Still, hardliners in Kiev do not want to give up any sovereignty, and there is fear that this could spiral into other conflicts. If other former Soviet Republicans disintegrate into ethnic fragmentation the result could be cascading instability.
Yet when Abkhazia and South Ossetia broke from Georgia in 2008, it ironically made it easier for Georgia to pursue its own path without constant crises with Russia. A Ukraine without the Crimea may be “freed” to turn to the west. If Ukraine resists to try to keep the Crimea, that could be an incentive for Putin to up the ante, and take more of Ukraine – the places where ethnic Russians still make up a large part of the country. So would Russia be satisfied with just the Crimea, or might it demand Ukraine be split on broader ethnic grounds?

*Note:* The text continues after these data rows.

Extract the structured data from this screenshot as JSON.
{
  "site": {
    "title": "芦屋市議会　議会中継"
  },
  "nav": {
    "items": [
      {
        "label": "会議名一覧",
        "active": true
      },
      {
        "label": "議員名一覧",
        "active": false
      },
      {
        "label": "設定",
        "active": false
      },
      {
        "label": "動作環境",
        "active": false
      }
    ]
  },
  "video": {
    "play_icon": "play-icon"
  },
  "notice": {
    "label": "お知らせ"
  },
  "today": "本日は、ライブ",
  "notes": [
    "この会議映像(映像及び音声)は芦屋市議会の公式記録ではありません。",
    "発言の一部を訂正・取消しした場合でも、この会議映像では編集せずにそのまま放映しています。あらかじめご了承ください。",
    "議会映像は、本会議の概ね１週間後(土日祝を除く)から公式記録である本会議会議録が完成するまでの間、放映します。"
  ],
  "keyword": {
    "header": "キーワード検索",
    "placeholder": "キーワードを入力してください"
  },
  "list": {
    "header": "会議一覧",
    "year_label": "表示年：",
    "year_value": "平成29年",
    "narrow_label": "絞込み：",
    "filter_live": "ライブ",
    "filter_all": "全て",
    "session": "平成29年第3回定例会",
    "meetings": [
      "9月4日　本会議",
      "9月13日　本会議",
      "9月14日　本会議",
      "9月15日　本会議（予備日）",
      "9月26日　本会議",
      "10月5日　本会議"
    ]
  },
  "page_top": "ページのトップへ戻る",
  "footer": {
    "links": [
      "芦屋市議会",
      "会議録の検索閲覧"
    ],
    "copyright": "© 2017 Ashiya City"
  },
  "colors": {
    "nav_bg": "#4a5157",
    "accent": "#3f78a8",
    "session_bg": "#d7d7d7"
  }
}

Compare that map to this map of Ukrainian ethnicity – it is clear that the vote followed ethnic lines, meaning that Ukraine is an ethnically divided state. It is not at all clear that it will be possible to avoid some kind of division, given that there appears to be no compromise between tilting west to the EU, or east to Russia.
The US and the EU have limited options. While some hawks want to chug the 7th fleet into the Black Sea and announce complete support for the interim government in Kiev, it’s hard to see how escalating the affair would be American or EU interests, and easy to see how that could set up a path to an even more dangerous and volatile crisis. It’s also almost impossible to envision Russia simply giving up on control of the Crimea.

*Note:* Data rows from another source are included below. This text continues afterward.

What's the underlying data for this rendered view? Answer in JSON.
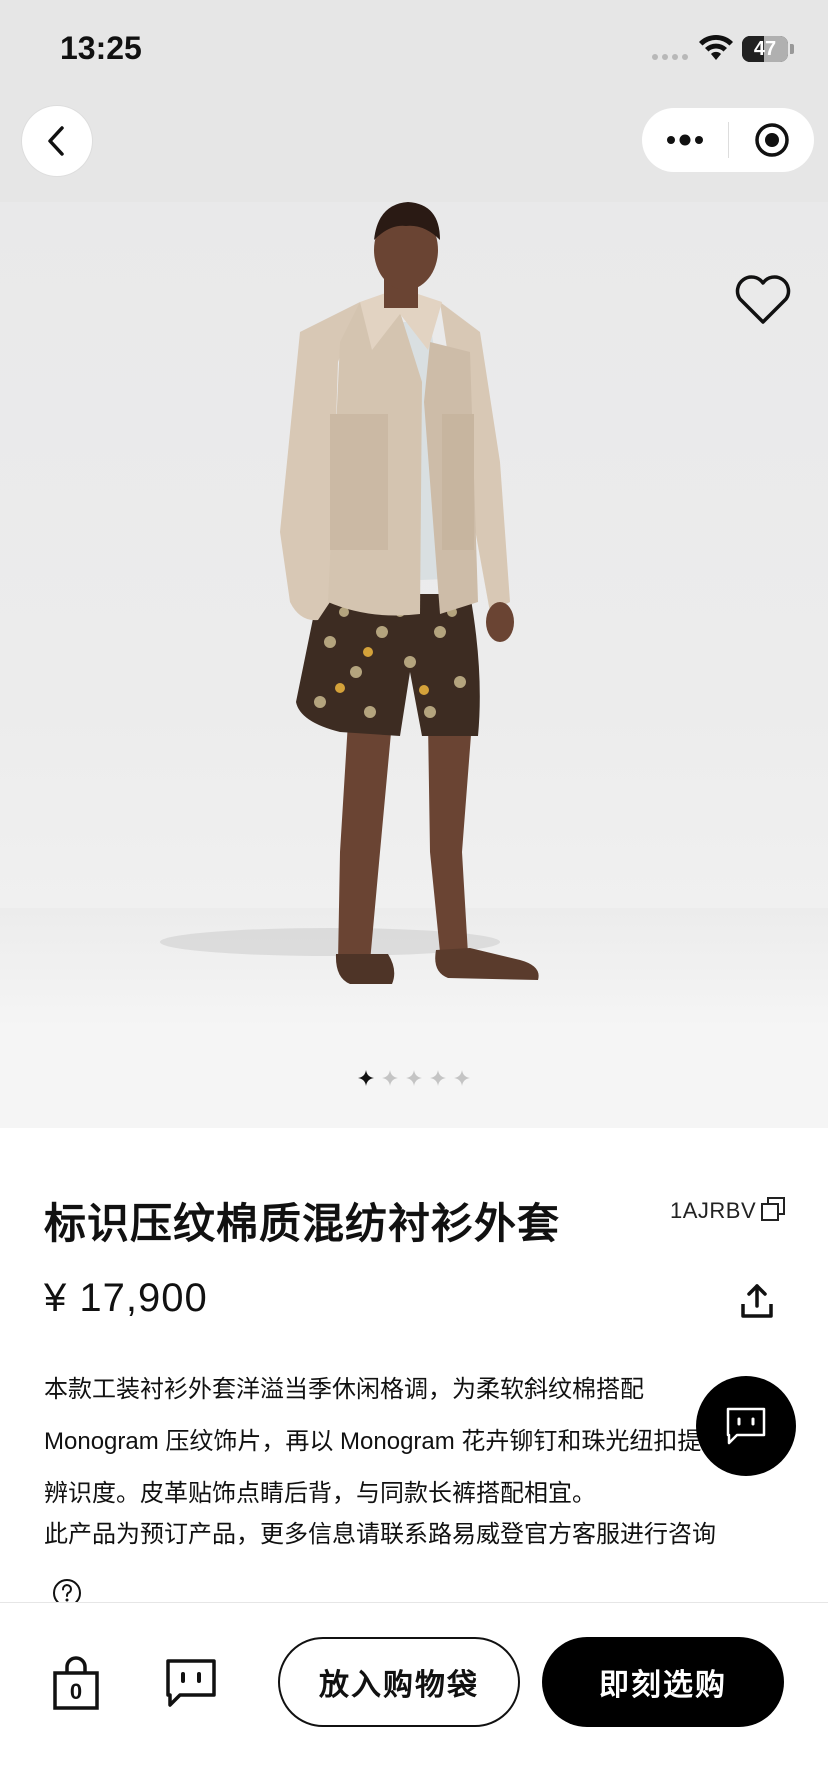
{
  "status_bar": {
    "time": "13:25",
    "battery": "47",
    "battery_level": 0.47
  },
  "product": {
    "title": "标识压纹棉质混纺衬衫外套",
    "sku": "1AJRBV",
    "price": "¥ 17,900",
    "description_lines": [
      "本款工装衬衫外套洋溢当季休闲格调，为柔软斜纹棉搭配",
      "Monogram 压纹饰片，再以 Monogram 花卉铆钉和珠光纽扣提升",
      "辨识度。皮革贴饰点睛后背，与同款长裤搭配相宜。"
    ],
    "preorder_note": "此产品为预订产品，更多信息请联系路易威登官方客服进行咨询"
  },
  "gallery": {
    "total": 5,
    "active": 0
  },
  "bottom_bar": {
    "bag_count": "0",
    "add_to_bag_label": "放入购物袋",
    "buy_now_label": "即刻选购"
  },
  "colors": {
    "background": "#ffffff",
    "header_bg": "#e6e6e6",
    "primary": "#000000"
  },
  "icons": [
    "back-icon",
    "more-icon",
    "close-target-icon",
    "heart-icon",
    "copy-icon",
    "share-icon",
    "help-icon",
    "chat-icon",
    "bag-icon",
    "message-icon",
    "wifi-icon"
  ]
}
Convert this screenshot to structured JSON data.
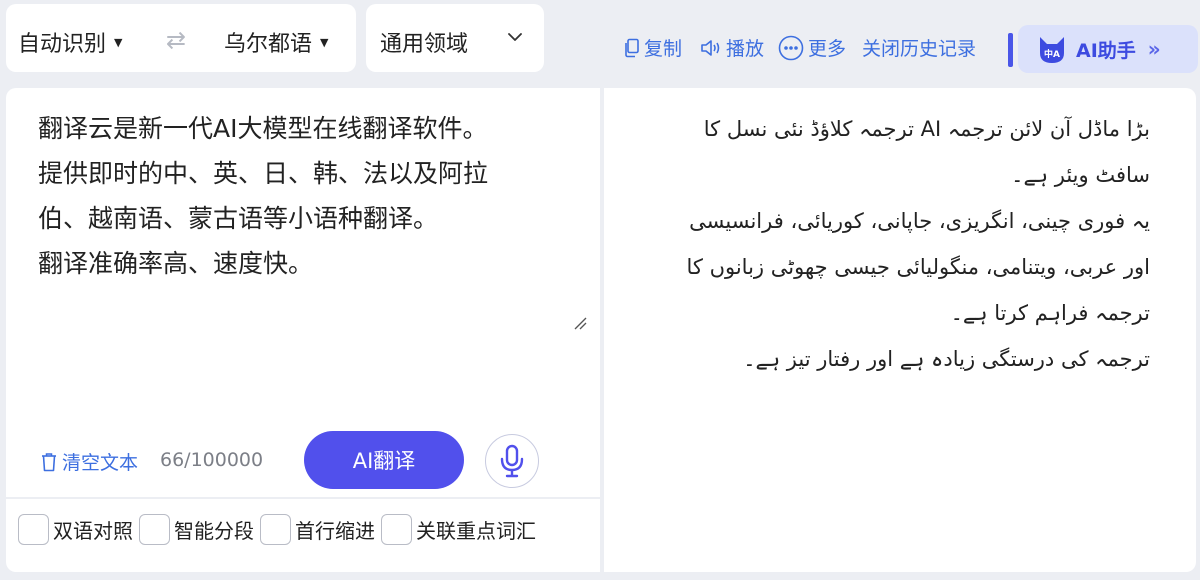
{
  "language_bar": {
    "source_language": "自动识别",
    "target_language": "乌尔都语",
    "swap_icon": "swap-arrows-icon"
  },
  "domain": {
    "label": "通用领域",
    "icon": "chevron-down-icon"
  },
  "toolbar": {
    "copy_label": "复制",
    "play_label": "播放",
    "more_label": "更多",
    "close_history_label": "关闭历史记录",
    "ai_assistant_label": "AI助手",
    "ai_assistant_mascot_text": "中A"
  },
  "source": {
    "lines": [
      "翻译云是新一代AI大模型在线翻译软件。",
      "提供即时的中、英、日、韩、法以及阿拉",
      "伯、越南语、蒙古语等小语种翻译。",
      "翻译准确率高、速度快。"
    ],
    "clear_label": "清空文本",
    "char_count": "66/100000",
    "translate_label": "AI翻译"
  },
  "options": [
    {
      "label": "双语对照",
      "checked": false
    },
    {
      "label": "智能分段",
      "checked": false
    },
    {
      "label": "首行缩进",
      "checked": false
    },
    {
      "label": "关联重点词汇",
      "checked": false
    }
  ],
  "target": {
    "lines": [
      "بڑا ماڈل آن لائن ترجمہ AI ترجمہ کلاؤڈ نئی نسل کا",
      "سافٹ ویئر ہے۔",
      "یہ فوری چینی، انگریزی، جاپانی، کوریائی، فرانسیسی",
      "اور عربی، ویتنامی، منگولیائی جیسی چھوٹی زبانوں کا",
      "ترجمہ فراہم کرتا ہے۔",
      "ترجمہ کی درستگی زیادہ ہے اور رفتار تیز ہے۔"
    ]
  },
  "colors": {
    "accent": "#5150ec",
    "link": "#3d6fe0",
    "background": "#eceef3"
  }
}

I think a division of Ukraine in some way is the best solution. Both parts of Ukraine have important pipelines, each have oil shale deposits which could be potentially lucrative. The UN should call for a cease fire recognizing de facto Russian occupation of the Crimea. If it becomes obvious that Russians in other parts of eastern Ukraine do not want to be with the western portion of the state, talks on a peaceful divorce from the Ukraine should begin, overseen by the UN. While some will see that as a victory of Putin – Russia forcing the division of a sovereign state to expand its sphere of influence – it is it. It shows that there are real limits to Putin’s goal of asserting regional hegemony; the western portion of Ukraine would over time be stronger and more prosperous. That would bring western influence deeper into the region.
One thing is for sure, an escalation of the crisis and violence is not in anybody’s best interest.